Show every line below where "Cube" can be found.

-- GIVEN INFORMATION follows --

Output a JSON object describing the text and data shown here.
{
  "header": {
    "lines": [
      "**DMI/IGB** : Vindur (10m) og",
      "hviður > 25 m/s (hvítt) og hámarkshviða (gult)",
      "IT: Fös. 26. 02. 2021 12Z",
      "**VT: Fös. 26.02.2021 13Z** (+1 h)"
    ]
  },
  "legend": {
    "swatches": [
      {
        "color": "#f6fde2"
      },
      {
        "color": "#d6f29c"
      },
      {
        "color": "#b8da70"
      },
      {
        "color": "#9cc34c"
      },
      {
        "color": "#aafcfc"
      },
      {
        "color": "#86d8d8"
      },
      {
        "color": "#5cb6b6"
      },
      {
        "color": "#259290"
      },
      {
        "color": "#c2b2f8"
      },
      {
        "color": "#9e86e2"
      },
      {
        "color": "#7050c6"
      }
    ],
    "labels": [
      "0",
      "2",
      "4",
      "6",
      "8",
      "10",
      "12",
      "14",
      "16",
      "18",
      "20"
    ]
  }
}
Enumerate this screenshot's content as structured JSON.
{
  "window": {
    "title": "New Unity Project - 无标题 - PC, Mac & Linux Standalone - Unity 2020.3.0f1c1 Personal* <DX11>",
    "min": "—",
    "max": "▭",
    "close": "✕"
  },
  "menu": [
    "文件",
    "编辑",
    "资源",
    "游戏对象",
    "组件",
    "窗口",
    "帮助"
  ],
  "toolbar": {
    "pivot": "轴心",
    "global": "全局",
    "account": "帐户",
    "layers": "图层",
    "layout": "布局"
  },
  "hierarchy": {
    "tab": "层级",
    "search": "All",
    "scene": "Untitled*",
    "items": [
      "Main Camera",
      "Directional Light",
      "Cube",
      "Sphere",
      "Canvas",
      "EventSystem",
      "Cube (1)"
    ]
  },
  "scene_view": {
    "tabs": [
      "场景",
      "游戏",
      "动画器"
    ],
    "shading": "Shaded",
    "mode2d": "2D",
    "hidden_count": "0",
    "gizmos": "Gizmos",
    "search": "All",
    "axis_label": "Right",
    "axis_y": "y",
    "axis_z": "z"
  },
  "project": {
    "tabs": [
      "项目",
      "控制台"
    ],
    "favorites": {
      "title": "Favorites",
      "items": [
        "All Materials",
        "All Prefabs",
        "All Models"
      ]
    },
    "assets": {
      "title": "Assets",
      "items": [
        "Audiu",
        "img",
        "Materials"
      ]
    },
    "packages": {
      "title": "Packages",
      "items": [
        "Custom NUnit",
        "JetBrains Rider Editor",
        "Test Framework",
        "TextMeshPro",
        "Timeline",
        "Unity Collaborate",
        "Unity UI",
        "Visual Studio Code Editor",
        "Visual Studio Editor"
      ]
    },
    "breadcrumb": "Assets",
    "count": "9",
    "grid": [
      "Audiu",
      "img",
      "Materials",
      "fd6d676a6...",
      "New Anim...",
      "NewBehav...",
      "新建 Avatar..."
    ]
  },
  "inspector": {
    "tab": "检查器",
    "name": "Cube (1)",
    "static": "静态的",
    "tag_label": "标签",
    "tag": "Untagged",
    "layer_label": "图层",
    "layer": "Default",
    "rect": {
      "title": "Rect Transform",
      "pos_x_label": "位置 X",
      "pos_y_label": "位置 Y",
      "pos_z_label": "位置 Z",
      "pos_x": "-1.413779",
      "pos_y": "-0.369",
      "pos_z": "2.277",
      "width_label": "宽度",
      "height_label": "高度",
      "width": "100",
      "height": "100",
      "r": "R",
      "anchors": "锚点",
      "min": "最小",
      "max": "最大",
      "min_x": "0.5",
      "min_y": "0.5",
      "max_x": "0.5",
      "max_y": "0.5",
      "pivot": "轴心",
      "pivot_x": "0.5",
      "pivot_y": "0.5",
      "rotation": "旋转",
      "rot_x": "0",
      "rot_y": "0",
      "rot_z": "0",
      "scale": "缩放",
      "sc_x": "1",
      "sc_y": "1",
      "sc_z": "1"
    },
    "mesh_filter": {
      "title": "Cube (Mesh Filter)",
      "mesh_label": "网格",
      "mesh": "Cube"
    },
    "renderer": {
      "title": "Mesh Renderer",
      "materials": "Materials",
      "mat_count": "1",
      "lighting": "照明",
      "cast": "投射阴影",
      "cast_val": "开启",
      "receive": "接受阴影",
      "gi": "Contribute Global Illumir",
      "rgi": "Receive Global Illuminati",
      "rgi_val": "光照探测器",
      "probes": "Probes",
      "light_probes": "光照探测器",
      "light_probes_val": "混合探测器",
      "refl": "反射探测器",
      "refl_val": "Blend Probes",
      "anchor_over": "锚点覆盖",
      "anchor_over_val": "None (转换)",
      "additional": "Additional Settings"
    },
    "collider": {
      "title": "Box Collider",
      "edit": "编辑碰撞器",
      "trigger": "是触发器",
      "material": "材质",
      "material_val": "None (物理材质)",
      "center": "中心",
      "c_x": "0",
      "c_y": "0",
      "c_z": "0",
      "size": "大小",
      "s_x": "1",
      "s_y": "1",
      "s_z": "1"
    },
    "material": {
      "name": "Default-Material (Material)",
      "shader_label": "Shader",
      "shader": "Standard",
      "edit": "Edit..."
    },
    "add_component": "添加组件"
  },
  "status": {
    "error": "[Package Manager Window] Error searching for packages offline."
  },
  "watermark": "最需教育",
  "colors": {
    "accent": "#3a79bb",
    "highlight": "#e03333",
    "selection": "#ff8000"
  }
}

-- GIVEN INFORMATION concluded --

▸ **WRITTEN SOLUTION**:
      "Cube",
      "Cube (1)"
    "name": "Cube (1)",
      "title": "Cube (Mesh Filter)",
      "mesh": "Cube"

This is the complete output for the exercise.